  9. Regular food. Leaving food in general is a nice thing to do for your sitter. Rather than try to empty the frig and cupboards before you leave, I recommend you let the sitter know they’re free to eat anything in the house. (If you have a $50 steak in the freezer or something like that, be sure to let them know that’s not included! LOL) This is especially helpful for sitters hired for short gigs, like weekend trips. Providing a little pasta and marinara, some frozen fish and potatoes, or other fruits and veggies helps the weekend sitter avoid a lot of unnecessary shopping and lugging of foods in and out in such a short time. (Personally, I find short house sits almost too much trouble for that very reason and is why I charge the most for the short sits.)

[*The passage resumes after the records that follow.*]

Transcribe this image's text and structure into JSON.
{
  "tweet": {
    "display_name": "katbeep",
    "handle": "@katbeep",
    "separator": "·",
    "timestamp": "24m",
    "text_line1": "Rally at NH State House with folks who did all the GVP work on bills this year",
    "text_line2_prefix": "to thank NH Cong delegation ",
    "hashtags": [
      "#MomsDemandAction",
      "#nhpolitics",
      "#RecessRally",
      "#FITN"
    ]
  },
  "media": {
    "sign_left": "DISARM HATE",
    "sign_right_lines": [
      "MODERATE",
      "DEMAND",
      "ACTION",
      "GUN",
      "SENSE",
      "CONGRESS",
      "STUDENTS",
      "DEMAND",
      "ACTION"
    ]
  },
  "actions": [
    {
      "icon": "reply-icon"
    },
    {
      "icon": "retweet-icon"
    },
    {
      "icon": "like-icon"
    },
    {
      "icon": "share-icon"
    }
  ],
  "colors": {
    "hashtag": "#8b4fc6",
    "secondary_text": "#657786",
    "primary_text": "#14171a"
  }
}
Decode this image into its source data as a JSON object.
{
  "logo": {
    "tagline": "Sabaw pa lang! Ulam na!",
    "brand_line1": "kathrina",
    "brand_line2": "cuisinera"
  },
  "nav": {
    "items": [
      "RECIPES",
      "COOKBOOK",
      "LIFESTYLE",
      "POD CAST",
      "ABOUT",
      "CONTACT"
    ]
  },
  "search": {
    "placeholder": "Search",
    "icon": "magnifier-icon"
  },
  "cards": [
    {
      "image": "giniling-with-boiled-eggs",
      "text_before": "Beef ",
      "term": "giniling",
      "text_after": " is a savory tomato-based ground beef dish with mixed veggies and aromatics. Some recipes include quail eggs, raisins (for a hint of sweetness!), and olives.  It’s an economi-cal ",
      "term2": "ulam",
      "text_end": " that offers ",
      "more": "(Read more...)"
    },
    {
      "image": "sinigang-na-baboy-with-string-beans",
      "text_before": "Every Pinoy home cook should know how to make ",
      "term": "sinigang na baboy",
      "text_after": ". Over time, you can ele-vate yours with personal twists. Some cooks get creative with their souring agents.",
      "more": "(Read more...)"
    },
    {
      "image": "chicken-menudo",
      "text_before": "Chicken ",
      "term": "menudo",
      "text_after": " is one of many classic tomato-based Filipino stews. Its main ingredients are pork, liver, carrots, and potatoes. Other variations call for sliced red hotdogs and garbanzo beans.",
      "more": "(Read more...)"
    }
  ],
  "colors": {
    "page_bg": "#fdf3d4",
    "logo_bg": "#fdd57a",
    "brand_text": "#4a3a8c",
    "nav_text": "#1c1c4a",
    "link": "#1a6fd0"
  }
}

  1. Be sure to give your house sitter a tour of the house, garage, shed, or any other place they may need to access in your absence. Show him/her where shut off valves are located, where needed tools can be found, where the above items like flashlights, batteries and other emergency implements are kept.
  2. Show house sitter where the pet carriers are located, hoses for water, etc.
  3. Give sitter a tour of the kitchen and bath. It is not unusual for a sitter to have trouble locating a pot they need, where the spices are hidden, where the pet towels/rags are if they have wet paws to wipe, etc. These are all things someone staying in your home will want to know.


  1. Be sure to let any concerned neighbors know you will have a house sitter there and, if you have it, show them a picture of the person. You can also take the house sitter to meet neighbors, so they can see the person and be at ease. Often, well-meaning neighbors can be quite nosy, causing discomfort for house sitters. Sometimes they even call the owners, worrying them needlessly. I recently had a neighbor worried about how close I had parked my van to the garage door to shade it with the house. Although there was a whole foot between the garage door and my van, the woman looked suspicious of me and didn’t believe I was the house sitter because she didn’t like the way I parked! There are so many weird things that can happen when people are paranoid, especially in today’s climate of distrust. Pave the way for smooth sitting by assuring neighbors that you have a trustworthy person who has passed a background check to house sit for you.
  2. If your absence will be lengthy, consider setting up an account with or other place you like and have pet food, cat litter, etc., sent on auto-ship. This frees the sitter from trips to the store and lugging heavy bags or boxes of litter. DO ask the sitter about allergens. Many people (as well as pets) don’t do well with fragranced litter. It’s always good to err on the side of caution and use non-fragranced products as they can be quite harmful to both pets and humans.

Following these suggestions will help insure you home and beloved fur-babies have the best possible chance of having a safe and fun time with a relaxed and prepared house-sitter.

Any questions? Feel free to contact me with questions or any house sitting needs!